> **TASK**
In the entries below, how many lines include "value"? Reply with the number and nothing more.

= = = =

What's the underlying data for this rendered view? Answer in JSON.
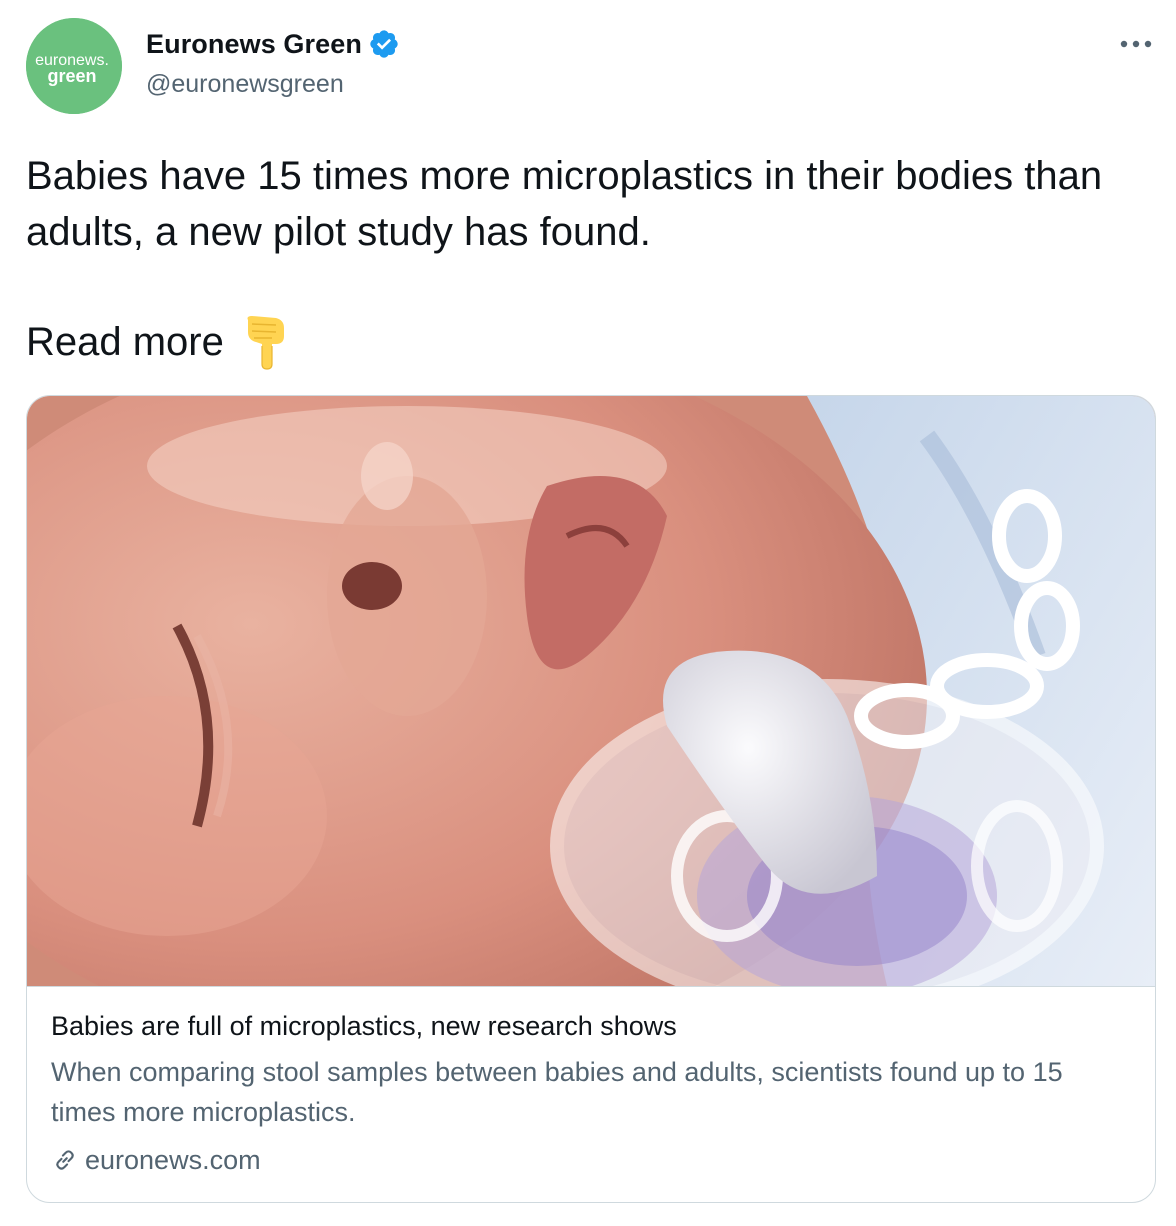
{
  "account": {
    "avatar_top": "euronews.",
    "avatar_bottom": "green",
    "display_name": "Euronews Green",
    "handle": "@euronewsgreen",
    "verified_icon": "verified-badge-icon",
    "avatar_color": "#6ac17e"
  },
  "tweet": {
    "text": "Babies have 15 times more microplastics in their bodies than adults, a new pilot study has found.",
    "read_more": "Read more",
    "emoji": "backhand-index-pointing-down-icon"
  },
  "card": {
    "image_icon": "baby-with-pacifier-image",
    "title": "Babies are full of microplastics, new research shows",
    "description": "When comparing stool samples between babies and adults, scientists found up to 15 times more microplastics.",
    "domain": "euronews.com"
  },
  "colors": {
    "text_primary": "#0f1419",
    "text_secondary": "#536471",
    "verified_blue": "#1d9bf0",
    "border": "#cfd9de"
  }
}
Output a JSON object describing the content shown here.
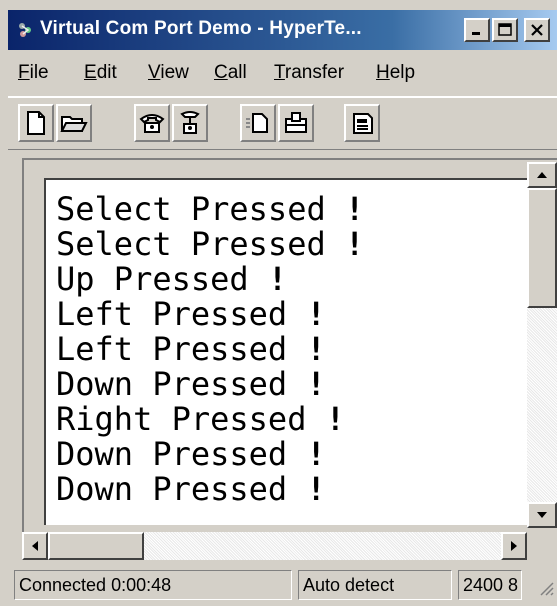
{
  "window": {
    "title": "Virtual Com Port Demo - HyperTe...",
    "controls": [
      "minimize",
      "maximize",
      "close"
    ]
  },
  "menu": {
    "items": [
      {
        "label": "File",
        "key": "F",
        "rest": "ile"
      },
      {
        "label": "Edit",
        "key": "E",
        "rest": "dit"
      },
      {
        "label": "View",
        "key": "V",
        "rest": "iew"
      },
      {
        "label": "Call",
        "key": "C",
        "rest": "all"
      },
      {
        "label": "Transfer",
        "key": "T",
        "rest": "ransfer"
      },
      {
        "label": "Help",
        "key": "H",
        "rest": "elp"
      }
    ]
  },
  "toolbar": {
    "icons": [
      "new-document-icon",
      "open-folder-icon",
      "connect-phone-icon",
      "disconnect-phone-icon",
      "send-icon",
      "receive-icon",
      "properties-icon"
    ]
  },
  "terminal": {
    "lines": [
      {
        "text": "Select Pressed",
        "suffix": "!"
      },
      {
        "text": "Select Pressed",
        "suffix": "!"
      },
      {
        "text": "Up Pressed",
        "suffix": "!"
      },
      {
        "text": "Left Pressed",
        "suffix": "!"
      },
      {
        "text": "Left Pressed",
        "suffix": "!"
      },
      {
        "text": "Down Pressed",
        "suffix": "!"
      },
      {
        "text": "Right Pressed",
        "suffix": "!"
      },
      {
        "text": "Down Pressed",
        "suffix": "!"
      },
      {
        "text": "Down Pressed",
        "suffix": "!"
      }
    ]
  },
  "status": {
    "connection": "Connected 0:00:48",
    "detect": "Auto detect",
    "baud": "2400 8"
  },
  "colors": {
    "titlebar_start": "#0a246a",
    "titlebar_end": "#a6caf0",
    "face": "#d4d0c8"
  }
}
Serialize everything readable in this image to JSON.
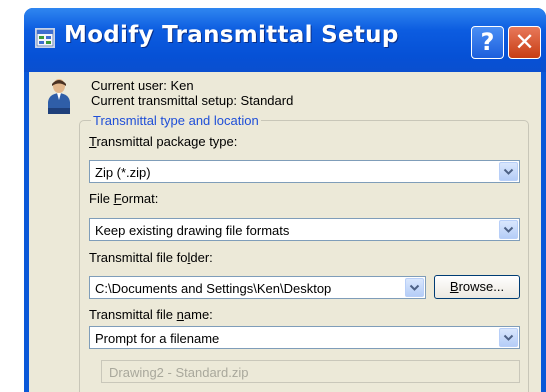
{
  "window": {
    "title": "Modify Transmittal Setup",
    "help_glyph": "?",
    "close_glyph": "✕"
  },
  "user_info": {
    "current_user": "Current user: Ken",
    "current_setup": "Current transmittal setup: Standard"
  },
  "group": {
    "legend": "Transmittal type and location"
  },
  "package_type": {
    "label_u": "T",
    "label_rest": "ransmittal package type:",
    "value": "Zip (*.zip)"
  },
  "file_format": {
    "label_pre": "File ",
    "label_u": "F",
    "label_rest": "ormat:",
    "value": "Keep existing drawing file formats"
  },
  "file_folder": {
    "label_pre": "Transmittal file fo",
    "label_u": "l",
    "label_rest": "der:",
    "value": "C:\\Documents and Settings\\Ken\\Desktop",
    "browse_u": "B",
    "browse_rest": "rowse..."
  },
  "file_name": {
    "label_pre": "Transmittal file ",
    "label_u": "n",
    "label_rest": "ame:",
    "value": "Prompt for a filename",
    "preview": "Drawing2 - Standard.zip"
  },
  "icons": [
    "app-icon",
    "help-icon",
    "close-icon",
    "user-icon",
    "chevron-down-icon"
  ],
  "colors": {
    "titlebar": "#0651d6",
    "dialog_bg": "#ece9d8",
    "legend_text": "#1f4fd8",
    "field_border": "#7f9db9"
  }
}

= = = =

> **COMPLETED EXERCISE**
4